On Monday, 16 January 2017, the United Arab Emirates (UAE) State Security Apparatus arrested prominent political science professor Dr. Abdulkhaleq Abdulla, detaining him for ten days before his release on Thursday, 26 January 2017. It is suspected that UAE authorities arrested him over tweets he made about free expression in the UAE. At the time of arrest, his whereabouts and the details about specific charges against him were unknown.
Considered to be one of the most prominent scholars on Gulf international relations and politics, Dr. Abdulla is currently the chair of the Arab Council for Social Science, a non-resident fellow at the Arab Gulf States Institute in Washington, and a visiting fellow at the London School of Economics and Political Science. He is a former Fulbright Scholar and visiting professor to Georgetown University, from where he also obtained his PhD. He was director of the Gulf Research Unit, Sharjah for a decade and has published numerous books and articles about the Gulf region.

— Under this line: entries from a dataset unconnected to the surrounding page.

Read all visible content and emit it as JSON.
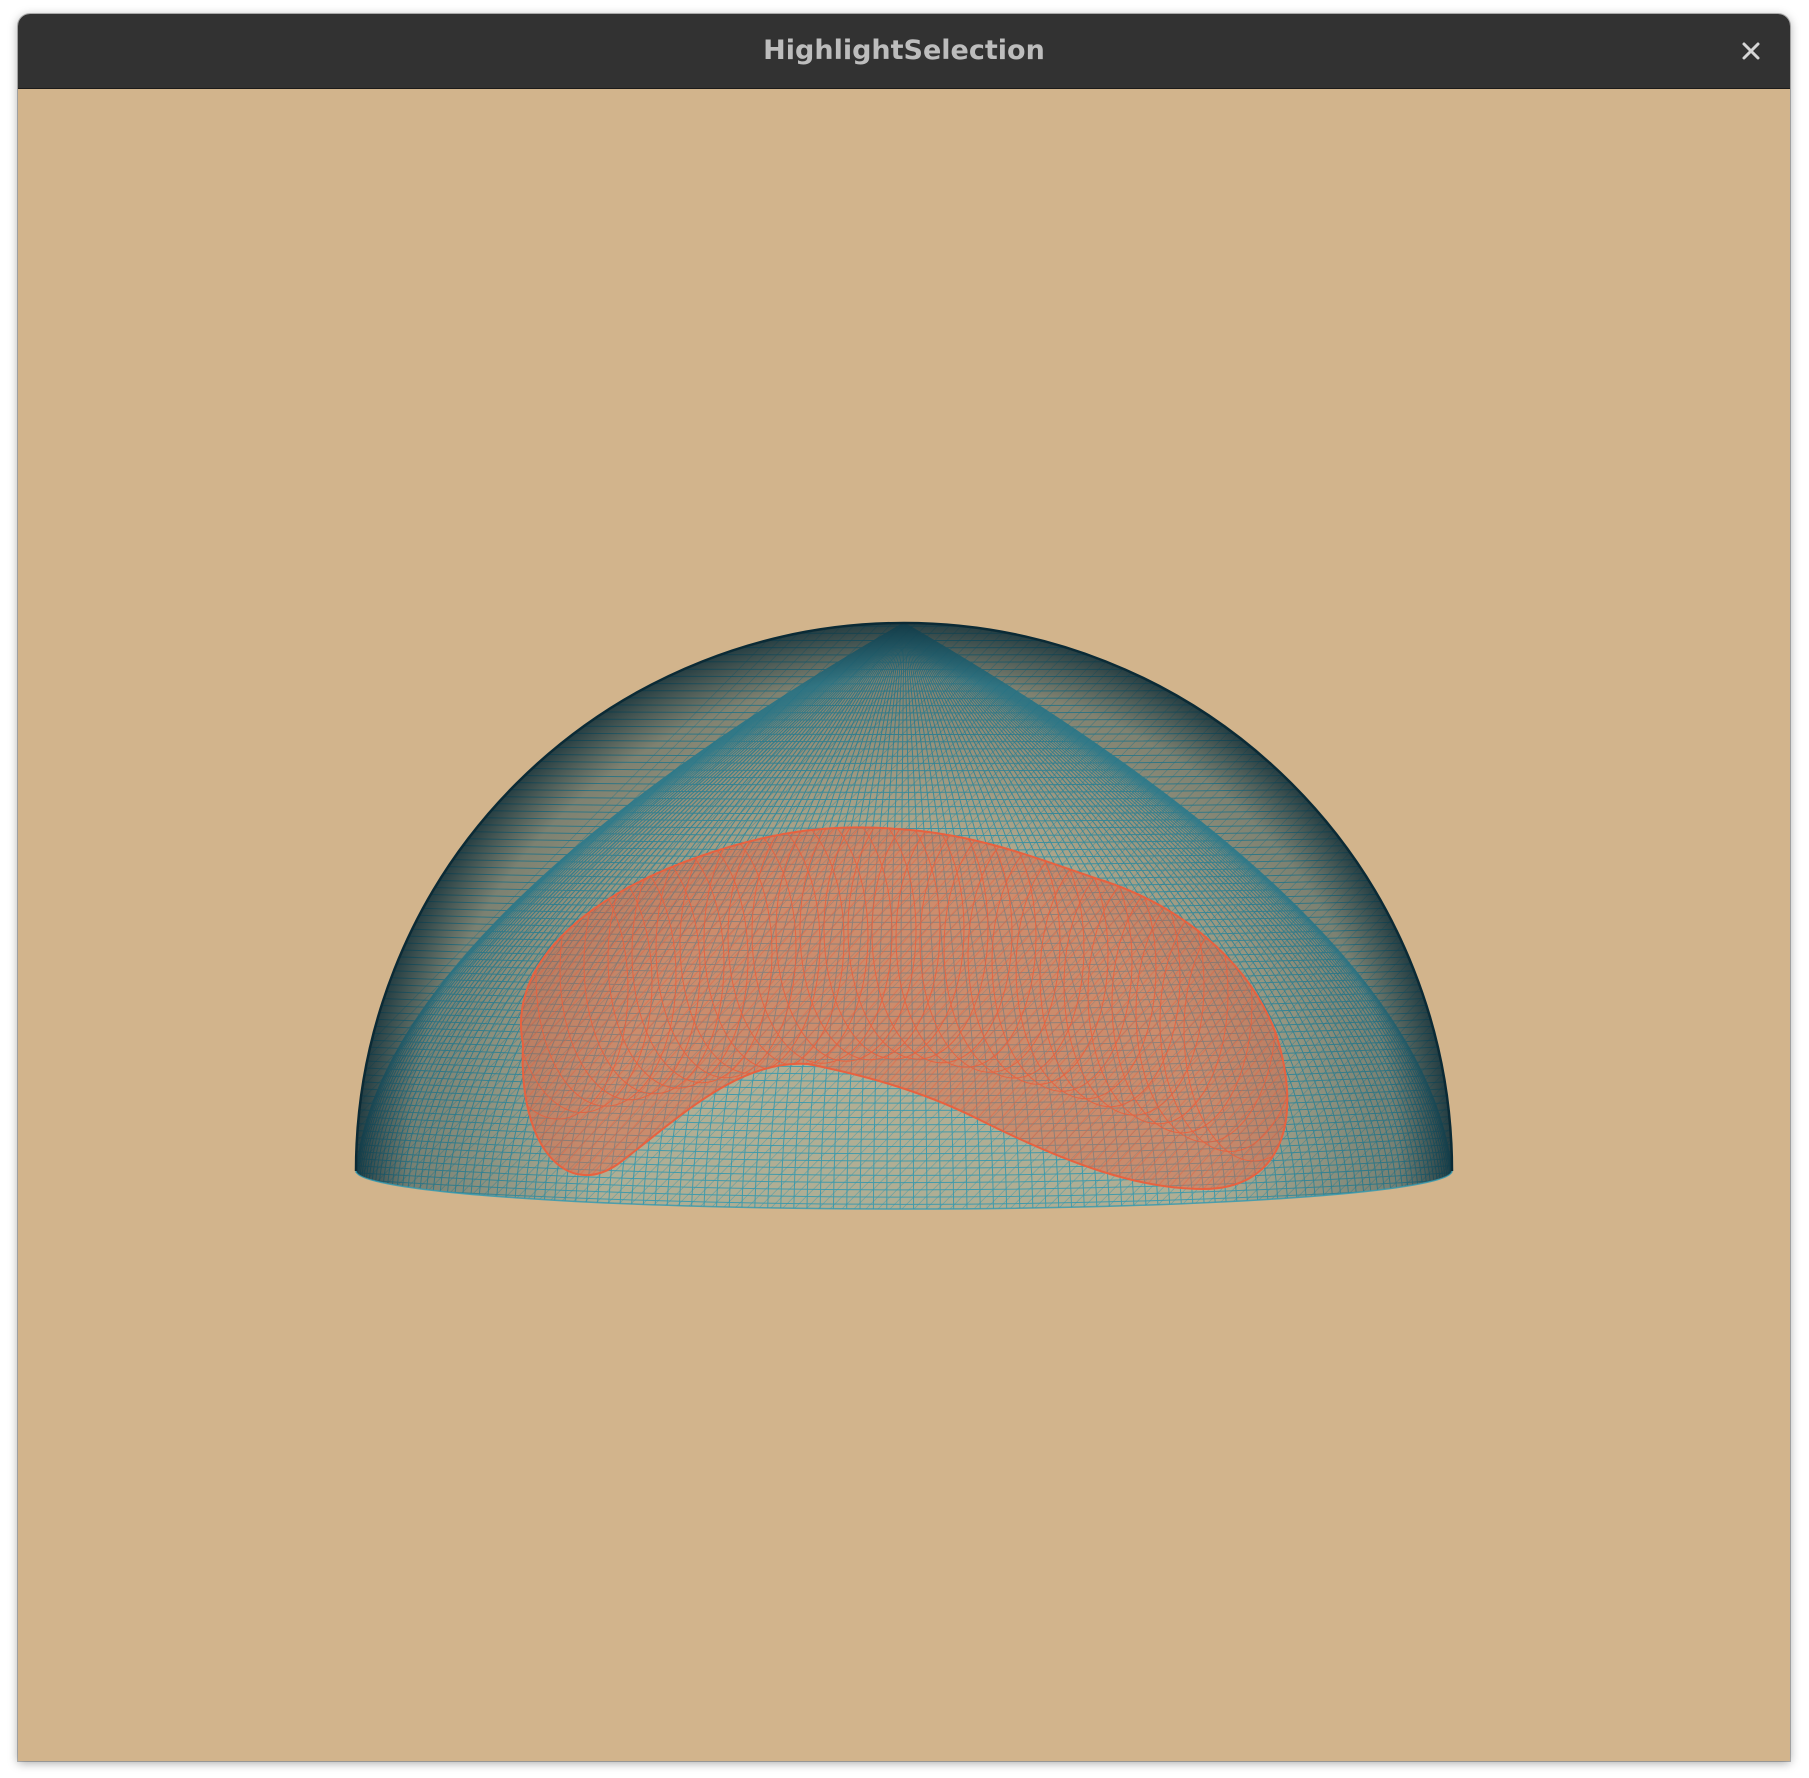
{
  "window": {
    "title": "HighlightSelection",
    "close_icon": "close-icon"
  },
  "scene": {
    "background_color": "#d2b48c",
    "mesh_color": "#2f98b0",
    "mesh_edge_color": "#0b2a35",
    "selection_color": "#e8613f",
    "object": "hemisphere wireframe",
    "selection": "highlighted region"
  }
}
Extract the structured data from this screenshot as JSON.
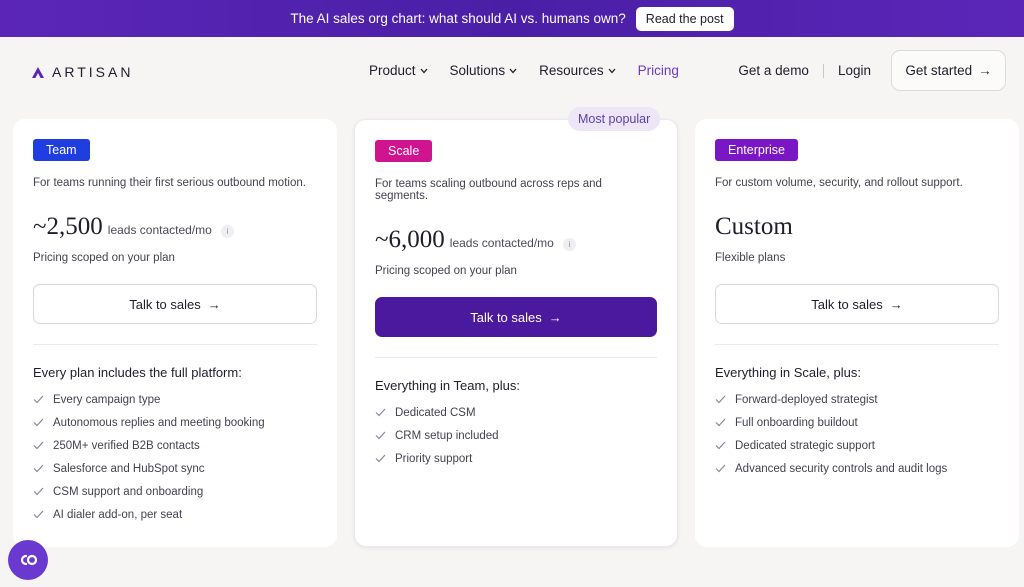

UAE authorities have increasingly targeted human rights defenders and academics over the past five years. Unfair trials, enforced disappearances, and arbitrary detentions are all tactics used by UAE officials to suppress dissent. The state most recently held a hearing for another academic, economist Dr. Nasser bin Ghaith, after forcibly disappearing him for over eight months, denying him access to proper medical care while in prison, subjecting him to extended periods of solitary confinement, and restricting visits from his lawyer and family. Similar to Dr. Abdulla, UAE officials have declared several charges against Dr. bin Ghaith for comments he made on Twitter about “Arab dictators.” Authorities allege that he “committed a hostile act against a foreign state” and posted comments to “harm the reputation” of the state. The government often uses its overly-expansive 2014 counter-terrorism law and 2012 cybercrime law as the basis for justifying its attacks on human rights.
Numerous human rights organizations have expressed concern over this growing trend of restricting expression in the UAE. In this year’s World Report, Human Rights Watch highlighted the UAE government’s expansive electronic surveillance program, which it uses to target and silence critics. Freedom House has routinely labeled UAE’s press freedom as “Not Free” due to the government’s strict control over the media and internet. Although the UAE is not a signatory to the International Covenant on Civil and Political Rights (ICCPR), the government accepted a number of recommendations made in its Second Cycle Universal Periodic Review in 2013 related to enhancing protections for the freedom of expression in line with international law.
The release of Dr. Abdulkhaleq Abdulla is a positive development, but ADHRB remains concerned about his future safety, as well as that of all other academics and human rights activists in the UAE. UAE authorities should release Dr. Nasser bin Ghaith and all other prisoners of conscience and guarantee their internationally-sanctioned rights to exercise free expression and association.
Rachael Diniega is an Advocacy Intern at ADHRB.